New Touring App Gives Guided Tours to City History, Art, Food
By Matt Prokopchuk
A new app being launched today by Tourism Thunder Bay and the city promises to give residents and visitors an in-depth look at some local history, architecture, public art, and a sense of the city’s food scene.
The Thunder Bay Tours app is available for iPhone and Android devices and, at launch, comes pre-loaded with seven guided tours of prominent Thunder Bay neighbourhoods, as well as one for the north-side waterfront’s public art displays and another focusing on local food producers. The app came about as part of the planning and project brainstorming for the city’s 50th anniversary celebrations, but its actual roll out was delayed by the COVID-19 pandemic, says Paul Pepe, the manager of Tourism Thunder Bay. Users select from the nine available tours and walk or drive to the locations the app highlights while it gives information and details about each stop. The app itself is free to download.
“Some of these tours focus on architecture, some of them focus on some of the historical stories of our city,” Pepe says. “It’s a great way to kind of learn more about different parts of our city that perhaps [people] haven’t given much thought to.”
The seven neighbourhood tours include the north and south cores, Westfort, and the East End, as well as the Vickers Park, McVicar Creek, and Waverley Park areas. Pepe says these ones, especially, are geared for walkers. Some tours are longer than others, he adds, with the number of stops ranging from 20 to 34. The developers also plan to add several more tours over the summer and fall as well, Pepe says, with plans to keep expanding as more ideas are developed.
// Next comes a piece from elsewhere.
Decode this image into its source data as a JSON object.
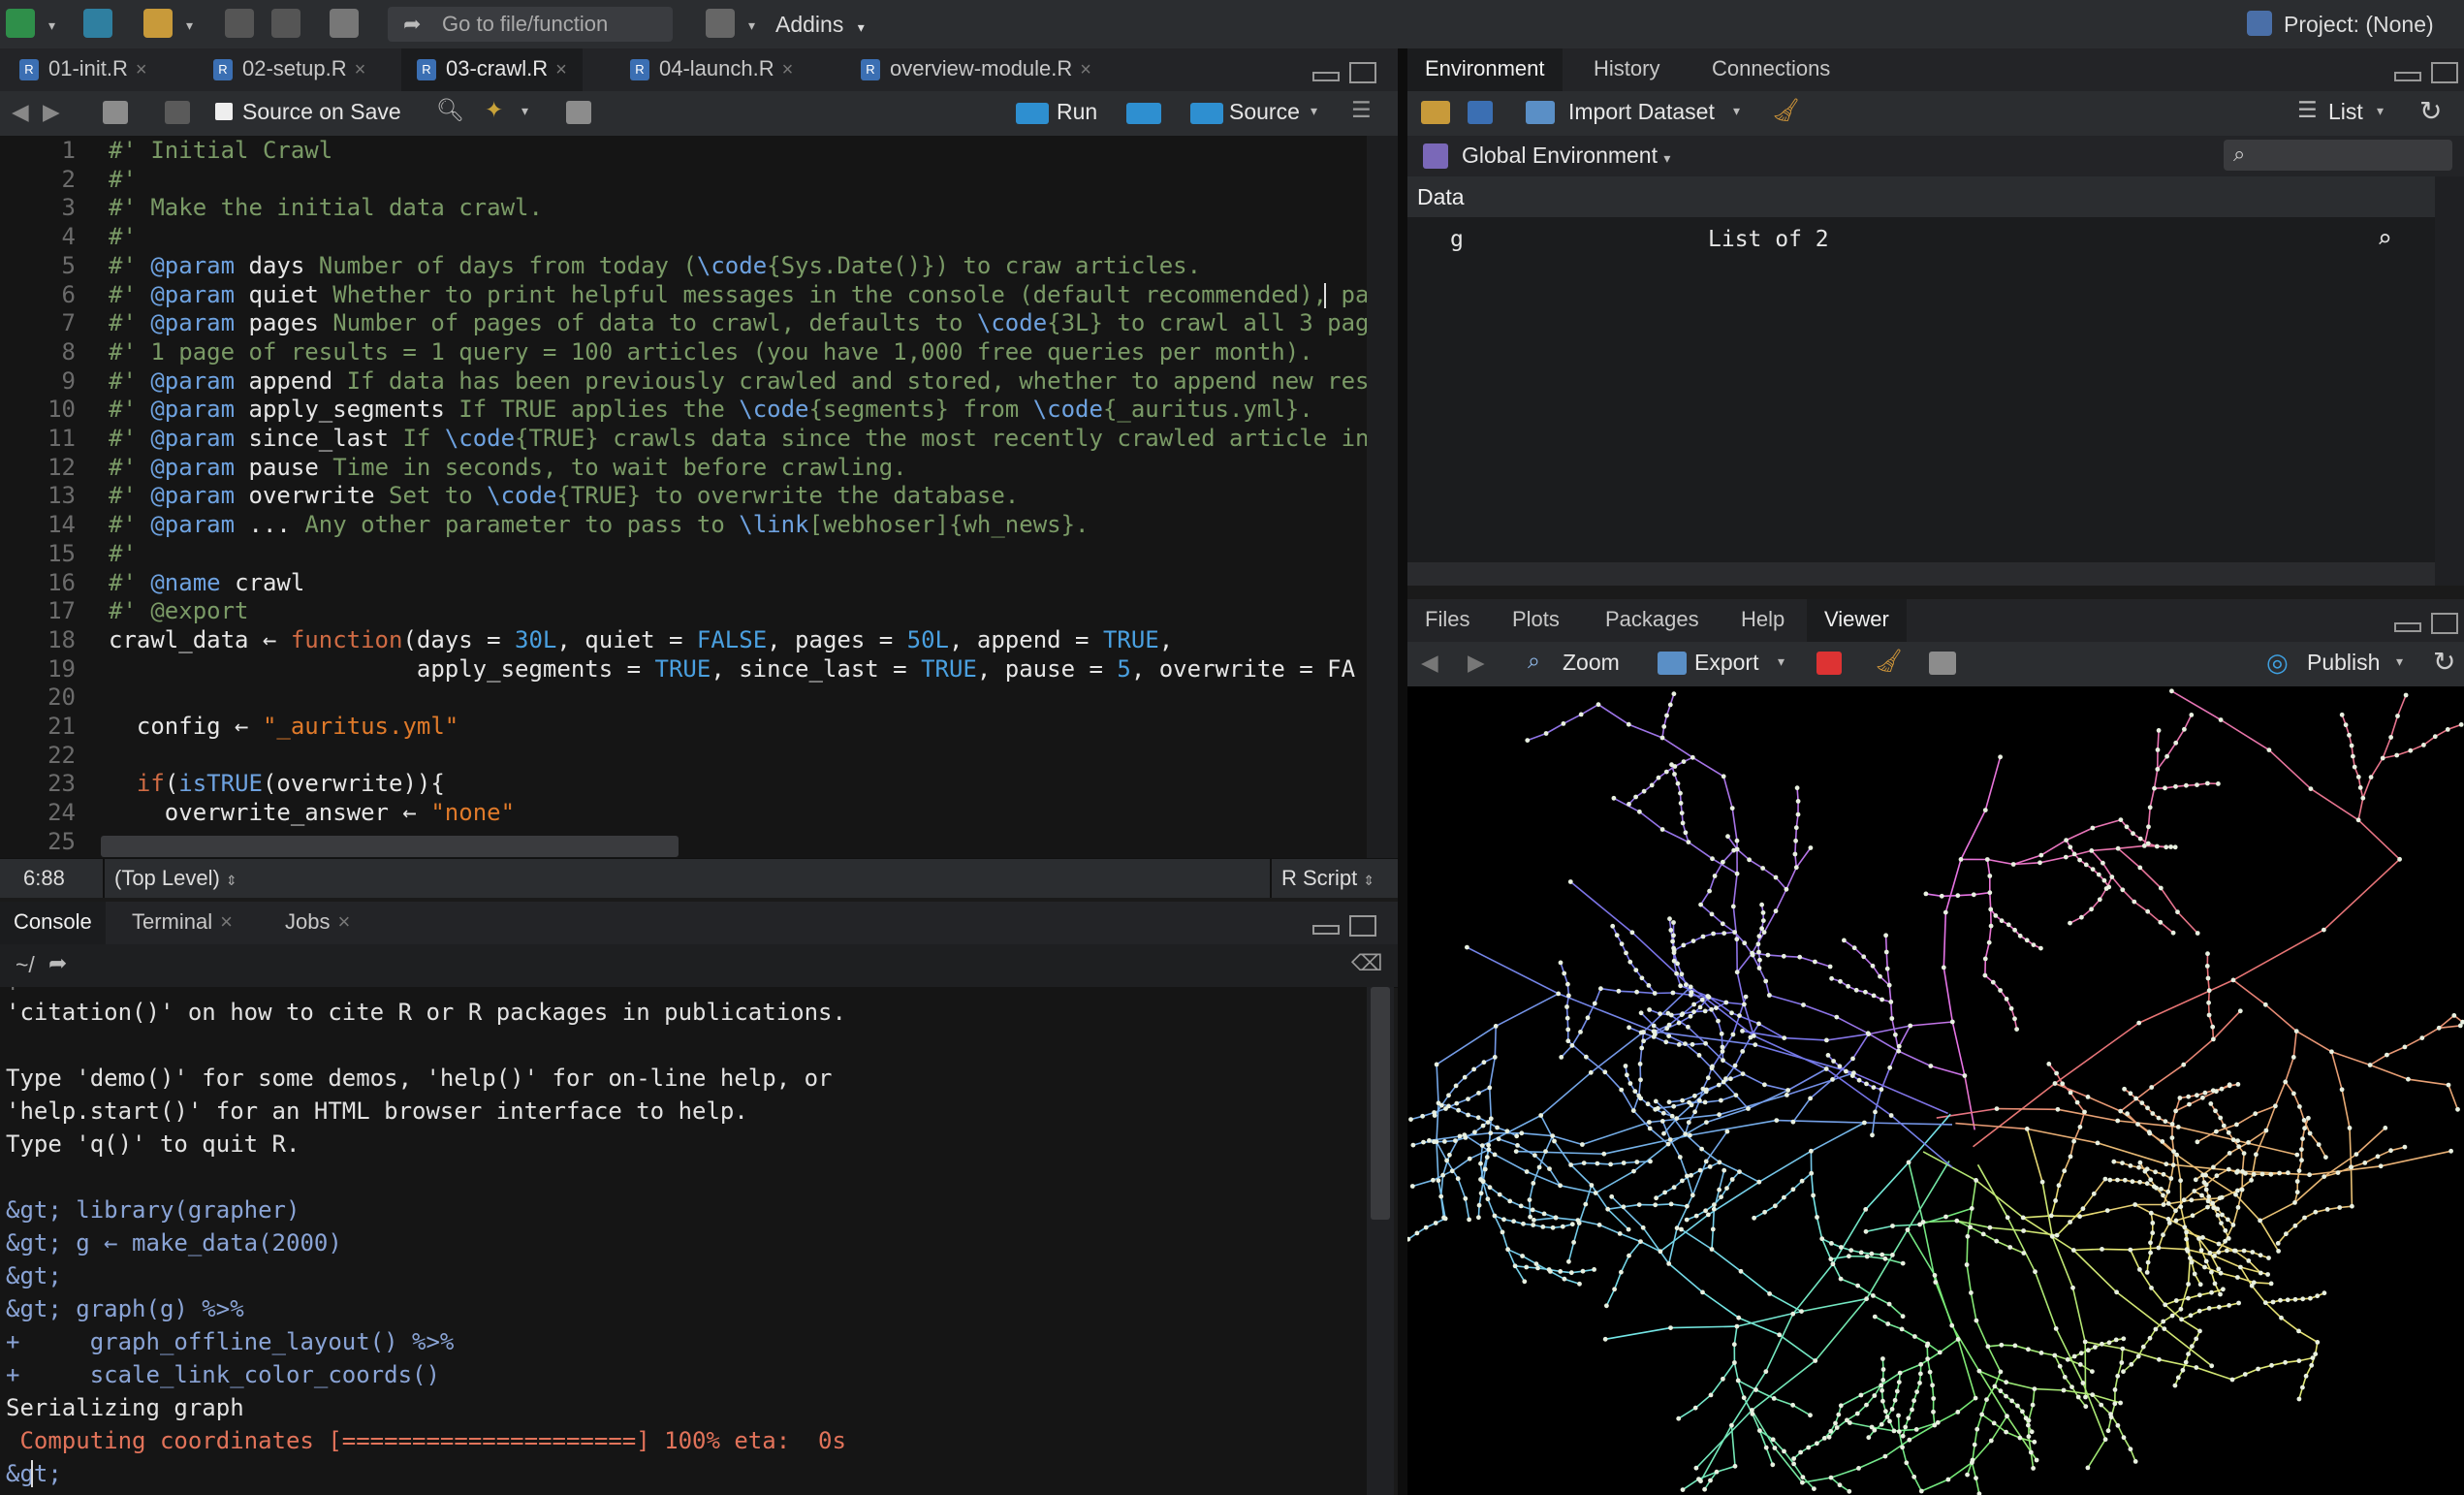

“We’re already thinking of new itineraries,” he says. “I’ve been playing around with it […] myself, and it’s fun, it’s really neat because you just learn about neighbourhoods and learn about parts of our city that have so much history to them—perhaps they may not seem like an obvious tourism experience, but they are.”
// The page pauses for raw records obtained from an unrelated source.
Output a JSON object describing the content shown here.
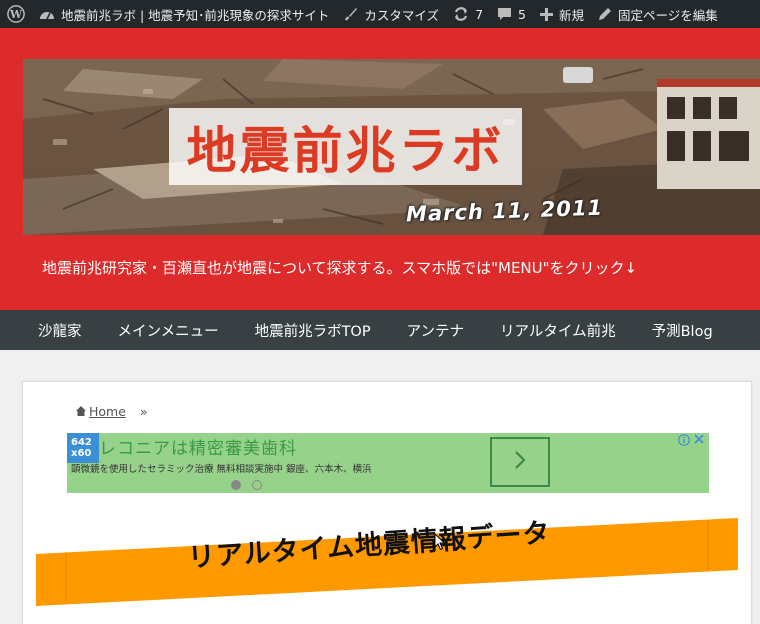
{
  "admin_bar": {
    "site_title": "地震前兆ラボ | 地震予知･前兆現象の探求サイト",
    "customize": "カスタマイズ",
    "updates_count": "7",
    "comments_count": "5",
    "new": "新規",
    "edit_page": "固定ページを編集"
  },
  "header": {
    "banner_title": "地震前兆ラボ",
    "banner_date": "March 11, 2011",
    "tagline": "地震前兆研究家・百瀬直也が地震について探求する。スマホ版では\"MENU\"をクリック↓"
  },
  "nav": {
    "items": [
      "沙龍家",
      "メインメニュー",
      "地震前兆ラボTOP",
      "アンテナ",
      "リアルタイム前兆",
      "予測Blog"
    ]
  },
  "breadcrumb": {
    "home": "Home",
    "separator": "»"
  },
  "ad": {
    "badge_top": "642",
    "badge_bottom": "x60",
    "title": "レコニアは精密審美歯科",
    "description": "顕微鏡を使用したセラミック治療 無料相談実施中 銀座、六本木、横浜",
    "info_icon": "info-icon",
    "close_icon": "close-icon"
  },
  "page_heading": "リアルタイム地震情報データ",
  "colors": {
    "admin_bar": "#23282d",
    "header_red": "#dd2a2a",
    "nav_bg": "#394043",
    "ad_green": "#97d28b",
    "heading_orange": "#ff9900"
  }
}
The app can also have a secondary benefit, Pepe says, as he says he hopes it will encourage users to stop into local businesses they pass by as they’re doing the virtually-guided tours. “While people are on these walking tours, you know, they’ll stop and grab coffee or grab dessert, stop for lunch or dinner,” he says. “So it’s a great way to kind of extend the visitor experience in the community and explore a bit more.”